STORED DATA: Begin
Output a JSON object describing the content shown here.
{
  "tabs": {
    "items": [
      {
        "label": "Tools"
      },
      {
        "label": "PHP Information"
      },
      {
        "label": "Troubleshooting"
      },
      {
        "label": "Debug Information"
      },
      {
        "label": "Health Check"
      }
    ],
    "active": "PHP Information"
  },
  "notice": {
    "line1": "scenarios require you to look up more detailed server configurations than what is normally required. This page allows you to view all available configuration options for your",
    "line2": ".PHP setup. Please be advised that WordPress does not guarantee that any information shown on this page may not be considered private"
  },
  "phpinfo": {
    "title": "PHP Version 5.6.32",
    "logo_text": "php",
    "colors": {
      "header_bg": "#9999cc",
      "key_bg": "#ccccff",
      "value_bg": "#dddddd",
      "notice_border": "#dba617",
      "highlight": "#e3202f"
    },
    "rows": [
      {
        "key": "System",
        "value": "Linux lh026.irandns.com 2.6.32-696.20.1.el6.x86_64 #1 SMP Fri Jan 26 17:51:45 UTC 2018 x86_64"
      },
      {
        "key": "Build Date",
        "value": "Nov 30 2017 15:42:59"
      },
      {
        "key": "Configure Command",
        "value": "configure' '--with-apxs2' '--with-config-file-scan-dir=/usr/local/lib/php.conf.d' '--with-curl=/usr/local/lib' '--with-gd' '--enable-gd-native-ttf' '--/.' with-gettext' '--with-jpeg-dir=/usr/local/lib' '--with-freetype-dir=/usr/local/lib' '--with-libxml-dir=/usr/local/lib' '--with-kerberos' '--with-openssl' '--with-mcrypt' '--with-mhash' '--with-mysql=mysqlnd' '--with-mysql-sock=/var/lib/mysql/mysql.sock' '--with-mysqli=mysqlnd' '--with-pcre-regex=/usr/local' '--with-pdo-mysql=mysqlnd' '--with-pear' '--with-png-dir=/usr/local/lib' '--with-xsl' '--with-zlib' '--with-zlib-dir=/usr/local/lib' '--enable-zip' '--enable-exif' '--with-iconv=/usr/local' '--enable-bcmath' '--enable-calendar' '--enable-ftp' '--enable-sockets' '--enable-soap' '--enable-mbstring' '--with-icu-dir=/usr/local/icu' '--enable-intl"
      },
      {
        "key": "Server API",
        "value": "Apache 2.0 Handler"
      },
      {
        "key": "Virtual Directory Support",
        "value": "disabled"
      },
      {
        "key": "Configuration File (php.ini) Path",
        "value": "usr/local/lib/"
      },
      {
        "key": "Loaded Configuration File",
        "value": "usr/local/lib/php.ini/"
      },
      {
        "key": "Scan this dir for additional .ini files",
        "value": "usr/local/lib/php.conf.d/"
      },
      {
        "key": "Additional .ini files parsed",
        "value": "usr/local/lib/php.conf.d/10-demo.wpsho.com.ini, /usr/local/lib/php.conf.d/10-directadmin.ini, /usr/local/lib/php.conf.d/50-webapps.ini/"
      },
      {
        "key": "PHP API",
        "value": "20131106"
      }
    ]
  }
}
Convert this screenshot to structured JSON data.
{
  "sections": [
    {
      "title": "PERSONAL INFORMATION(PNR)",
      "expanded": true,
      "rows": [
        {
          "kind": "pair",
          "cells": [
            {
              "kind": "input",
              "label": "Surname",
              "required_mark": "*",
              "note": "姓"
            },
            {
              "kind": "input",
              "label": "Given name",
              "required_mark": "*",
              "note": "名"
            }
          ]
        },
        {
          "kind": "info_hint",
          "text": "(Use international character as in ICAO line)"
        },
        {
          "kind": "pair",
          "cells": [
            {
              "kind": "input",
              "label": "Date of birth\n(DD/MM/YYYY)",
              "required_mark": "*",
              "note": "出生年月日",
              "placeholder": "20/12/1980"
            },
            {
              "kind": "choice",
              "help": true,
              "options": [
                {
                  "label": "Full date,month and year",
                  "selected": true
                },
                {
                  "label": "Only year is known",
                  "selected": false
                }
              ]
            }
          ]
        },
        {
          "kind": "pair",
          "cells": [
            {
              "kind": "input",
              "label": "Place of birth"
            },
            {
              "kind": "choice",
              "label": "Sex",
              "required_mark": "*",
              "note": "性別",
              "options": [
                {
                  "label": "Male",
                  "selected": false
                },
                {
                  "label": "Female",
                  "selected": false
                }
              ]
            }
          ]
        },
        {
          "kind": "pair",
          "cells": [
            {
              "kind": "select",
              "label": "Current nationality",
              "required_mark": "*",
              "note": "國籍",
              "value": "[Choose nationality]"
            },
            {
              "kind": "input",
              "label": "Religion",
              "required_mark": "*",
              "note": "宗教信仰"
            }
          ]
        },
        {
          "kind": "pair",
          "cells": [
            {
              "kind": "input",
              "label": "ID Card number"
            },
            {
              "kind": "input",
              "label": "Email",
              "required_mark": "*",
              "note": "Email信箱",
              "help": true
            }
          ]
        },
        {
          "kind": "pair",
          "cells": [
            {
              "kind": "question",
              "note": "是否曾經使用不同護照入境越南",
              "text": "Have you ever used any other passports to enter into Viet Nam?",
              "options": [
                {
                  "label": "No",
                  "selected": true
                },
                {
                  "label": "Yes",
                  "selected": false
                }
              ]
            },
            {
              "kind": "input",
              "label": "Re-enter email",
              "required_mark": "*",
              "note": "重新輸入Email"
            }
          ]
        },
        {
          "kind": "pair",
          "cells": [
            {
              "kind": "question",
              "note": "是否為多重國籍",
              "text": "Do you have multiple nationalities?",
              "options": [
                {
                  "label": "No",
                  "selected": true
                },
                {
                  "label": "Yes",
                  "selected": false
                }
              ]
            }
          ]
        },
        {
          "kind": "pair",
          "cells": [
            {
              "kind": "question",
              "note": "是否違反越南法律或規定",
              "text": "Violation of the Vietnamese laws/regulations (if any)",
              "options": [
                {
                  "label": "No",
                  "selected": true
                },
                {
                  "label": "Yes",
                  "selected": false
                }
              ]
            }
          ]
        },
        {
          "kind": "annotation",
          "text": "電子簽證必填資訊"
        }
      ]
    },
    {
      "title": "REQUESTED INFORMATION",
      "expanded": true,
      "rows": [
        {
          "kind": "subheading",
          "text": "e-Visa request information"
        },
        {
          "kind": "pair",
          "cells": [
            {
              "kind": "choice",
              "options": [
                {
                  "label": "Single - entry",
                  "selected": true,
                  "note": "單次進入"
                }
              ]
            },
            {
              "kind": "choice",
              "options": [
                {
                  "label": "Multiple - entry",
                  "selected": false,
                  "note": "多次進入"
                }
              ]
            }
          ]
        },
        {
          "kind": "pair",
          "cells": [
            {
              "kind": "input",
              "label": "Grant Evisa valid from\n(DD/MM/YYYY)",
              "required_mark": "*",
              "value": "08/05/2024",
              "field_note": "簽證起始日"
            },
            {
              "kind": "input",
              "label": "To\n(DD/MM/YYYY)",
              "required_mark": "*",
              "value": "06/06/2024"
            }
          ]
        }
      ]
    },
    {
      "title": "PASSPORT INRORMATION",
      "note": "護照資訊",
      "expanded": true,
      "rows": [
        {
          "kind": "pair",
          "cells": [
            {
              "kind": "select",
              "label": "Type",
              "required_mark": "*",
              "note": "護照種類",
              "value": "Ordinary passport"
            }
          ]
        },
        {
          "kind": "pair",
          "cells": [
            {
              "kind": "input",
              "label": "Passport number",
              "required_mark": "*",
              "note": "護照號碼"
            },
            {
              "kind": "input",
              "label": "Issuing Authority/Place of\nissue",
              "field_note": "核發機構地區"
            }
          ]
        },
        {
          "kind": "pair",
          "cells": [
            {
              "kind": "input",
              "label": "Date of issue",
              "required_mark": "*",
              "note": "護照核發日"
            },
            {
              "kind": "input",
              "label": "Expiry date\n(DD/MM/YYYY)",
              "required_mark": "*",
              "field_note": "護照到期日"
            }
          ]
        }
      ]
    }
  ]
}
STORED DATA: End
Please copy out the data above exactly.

_RESULT FOR THIS EXERCISE_:
Output a JSON object describing the content shown here.
{
  "tabs": {
    "items": [
      {
        "label": "Tools"
      },
      {
        "label": "PHP Information"
      },
      {
        "label": "Troubleshooting"
      },
      {
        "label": "Debug Information"
      },
      {
        "label": "Health Check"
      }
    ],
    "active": "PHP Information"
  },
  "notice": {
    "line1": "scenarios require you to look up more detailed server configurations than what is normally required. This page allows you to view all available configuration options for your",
    "line2": ".PHP setup. Please be advised that WordPress does not guarantee that any information shown on this page may not be considered private"
  },
  "phpinfo": {
    "title": "PHP Version 5.6.32",
    "logo_text": "php",
    "colors": {
      "header_bg": "#9999cc",
      "key_bg": "#ccccff",
      "value_bg": "#dddddd",
      "notice_border": "#dba617",
      "highlight": "#e3202f"
    },
    "rows": [
      {
        "key": "System",
        "value": "Linux lh026.irandns.com 2.6.32-696.20.1.el6.x86_64 #1 SMP Fri Jan 26 17:51:45 UTC 2018 x86_64"
      },
      {
        "key": "Build Date",
        "value": "Nov 30 2017 15:42:59"
      },
      {
        "key": "Configure Command",
        "value": "configure' '--with-apxs2' '--with-config-file-scan-dir=/usr/local/lib/php.conf.d' '--with-curl=/usr/local/lib' '--with-gd' '--enable-gd-native-ttf' '--/.' with-gettext' '--with-jpeg-dir=/usr/local/lib' '--with-freetype-dir=/usr/local/lib' '--with-libxml-dir=/usr/local/lib' '--with-kerberos' '--with-openssl' '--with-mcrypt' '--with-mhash' '--with-mysql=mysqlnd' '--with-mysql-sock=/var/lib/mysql/mysql.sock' '--with-mysqli=mysqlnd' '--with-pcre-regex=/usr/local' '--with-pdo-mysql=mysqlnd' '--with-pear' '--with-png-dir=/usr/local/lib' '--with-xsl' '--with-zlib' '--with-zlib-dir=/usr/local/lib' '--enable-zip' '--enable-exif' '--with-iconv=/usr/local' '--enable-bcmath' '--enable-calendar' '--enable-ftp' '--enable-sockets' '--enable-soap' '--enable-mbstring' '--with-icu-dir=/usr/local/icu' '--enable-intl"
      },
      {
        "key": "Server API",
        "value": "Apache 2.0 Handler"
      },
      {
        "key": "Virtual Directory Support",
        "value": "disabled"
      },
      {
        "key": "Configuration File (php.ini) Path",
        "value": "usr/local/lib/"
      },
      {
        "key": "Loaded Configuration File",
        "value": "usr/local/lib/php.ini/"
      },
      {
        "key": "Scan this dir for additional .ini files",
        "value": "usr/local/lib/php.conf.d/"
      },
      {
        "key": "Additional .ini files parsed",
        "value": "usr/local/lib/php.conf.d/10-demo.wpsho.com.ini, /usr/local/lib/php.conf.d/10-directadmin.ini, /usr/local/lib/php.conf.d/50-webapps.ini/"
      },
      {
        "key": "PHP API",
        "value": "20131106"
      }
    ]
  }
}
Convert this screenshot to structured JSON data.
{
  "sections": [
    {
      "title": "PERSONAL INFORMATION(PNR)",
      "expanded": true,
      "rows": [
        {
          "kind": "pair",
          "cells": [
            {
              "kind": "input",
              "label": "Surname",
              "required_mark": "*",
              "note": "姓"
            },
            {
              "kind": "input",
              "label": "Given name",
              "required_mark": "*",
              "note": "名"
            }
          ]
        },
        {
          "kind": "info_hint",
          "text": "(Use international character as in ICAO line)"
        },
        {
          "kind": "pair",
          "cells": [
            {
              "kind": "input",
              "label": "Date of birth\n(DD/MM/YYYY)",
              "required_mark": "*",
              "note": "出生年月日",
              "placeholder": "20/12/1980"
            },
            {
              "kind": "choice",
              "help": true,
              "options": [
                {
                  "label": "Full date,month and year",
                  "selected": true
                },
                {
                  "label": "Only year is known",
                  "selected": false
                }
              ]
            }
          ]
        },
        {
          "kind": "pair",
          "cells": [
            {
              "kind": "input",
              "label": "Place of birth"
            },
            {
              "kind": "choice",
              "label": "Sex",
              "required_mark": "*",
              "note": "性別",
              "options": [
                {
                  "label": "Male",
                  "selected": false
                },
                {
                  "label": "Female",
                  "selected": false
                }
              ]
            }
          ]
        },
        {
          "kind": "pair",
          "cells": [
            {
              "kind": "select",
              "label": "Current nationality",
              "required_mark": "*",
              "note": "國籍",
              "value": "[Choose nationality]"
            },
            {
              "kind": "input",
              "label": "Religion",
              "required_mark": "*",
              "note": "宗教信仰"
            }
          ]
        },
        {
          "kind": "pair",
          "cells": [
            {
              "kind": "input",
              "label": "ID Card number"
            },
            {
              "kind": "input",
              "label": "Email",
              "required_mark": "*",
              "note": "Email信箱",
              "help": true
            }
          ]
        },
        {
          "kind": "pair",
          "cells": [
            {
              "kind": "question",
              "note": "是否曾經使用不同護照入境越南",
              "text": "Have you ever used any other passports to enter into Viet Nam?",
              "options": [
                {
                  "label": "No",
                  "selected": true
                },
                {
                  "label": "Yes",
                  "selected": false
                }
              ]
            },
            {
              "kind": "input",
              "label": "Re-enter email",
              "required_mark": "*",
              "note": "重新輸入Email"
            }
          ]
        },
        {
          "kind": "pair",
          "cells": [
            {
              "kind": "question",
              "note": "是否為多重國籍",
              "text": "Do you have multiple nationalities?",
              "options": [
                {
                  "label": "No",
                  "selected": true
                },
                {
                  "label": "Yes",
                  "selected": false
                }
              ]
            }
          ]
        },
        {
          "kind": "pair",
          "cells": [
            {
              "kind": "question",
              "note": "是否違反越南法律或規定",
              "text": "Violation of the Vietnamese laws/regulations (if any)",
              "options": [
                {
                  "label": "No",
                  "selected": true
                },
                {
                  "label": "Yes",
                  "selected": false
                }
              ]
            }
          ]
        },
        {
          "kind": "annotation",
          "text": "電子簽證必填資訊"
        }
      ]
    },
    {
      "title": "REQUESTED INFORMATION",
      "expanded": true,
      "rows": [
        {
          "kind": "subheading",
          "text": "e-Visa request information"
        },
        {
          "kind": "pair",
          "cells": [
            {
              "kind": "choice",
              "options": [
                {
                  "label": "Single - entry",
                  "selected": true,
                  "note": "單次進入"
                }
              ]
            },
            {
              "kind": "choice",
              "options": [
                {
                  "label": "Multiple - entry",
                  "selected": false,
                  "note": "多次進入"
                }
              ]
            }
          ]
        },
        {
          "kind": "pair",
          "cells": [
            {
              "kind": "input",
              "label": "Grant Evisa valid from\n(DD/MM/YYYY)",
              "required_mark": "*",
              "value": "08/05/2024",
              "field_note": "簽證起始日"
            },
            {
              "kind": "input",
              "label": "To\n(DD/MM/YYYY)",
              "required_mark": "*",
              "value": "06/06/2024"
            }
          ]
        }
      ]
    },
    {
      "title": "PASSPORT INRORMATION",
      "note": "護照資訊",
      "expanded": true,
      "rows": [
        {
          "kind": "pair",
          "cells": [
            {
              "kind": "select",
              "label": "Type",
              "required_mark": "*",
              "note": "護照種類",
              "value": "Ordinary passport"
            }
          ]
        },
        {
          "kind": "pair",
          "cells": [
            {
              "kind": "input",
              "label": "Passport number",
              "required_mark": "*",
              "note": "護照號碼"
            },
            {
              "kind": "input",
              "label": "Issuing Authority/Place of\nissue",
              "field_note": "核發機構地區"
            }
          ]
        },
        {
          "kind": "pair",
          "cells": [
            {
              "kind": "input",
              "label": "Date of issue",
              "required_mark": "*",
              "note": "護照核發日"
            },
            {
              "kind": "input",
              "label": "Expiry date\n(DD/MM/YYYY)",
              "required_mark": "*",
              "field_note": "護照到期日"
            }
          ]
        }
      ]
    }
  ]
}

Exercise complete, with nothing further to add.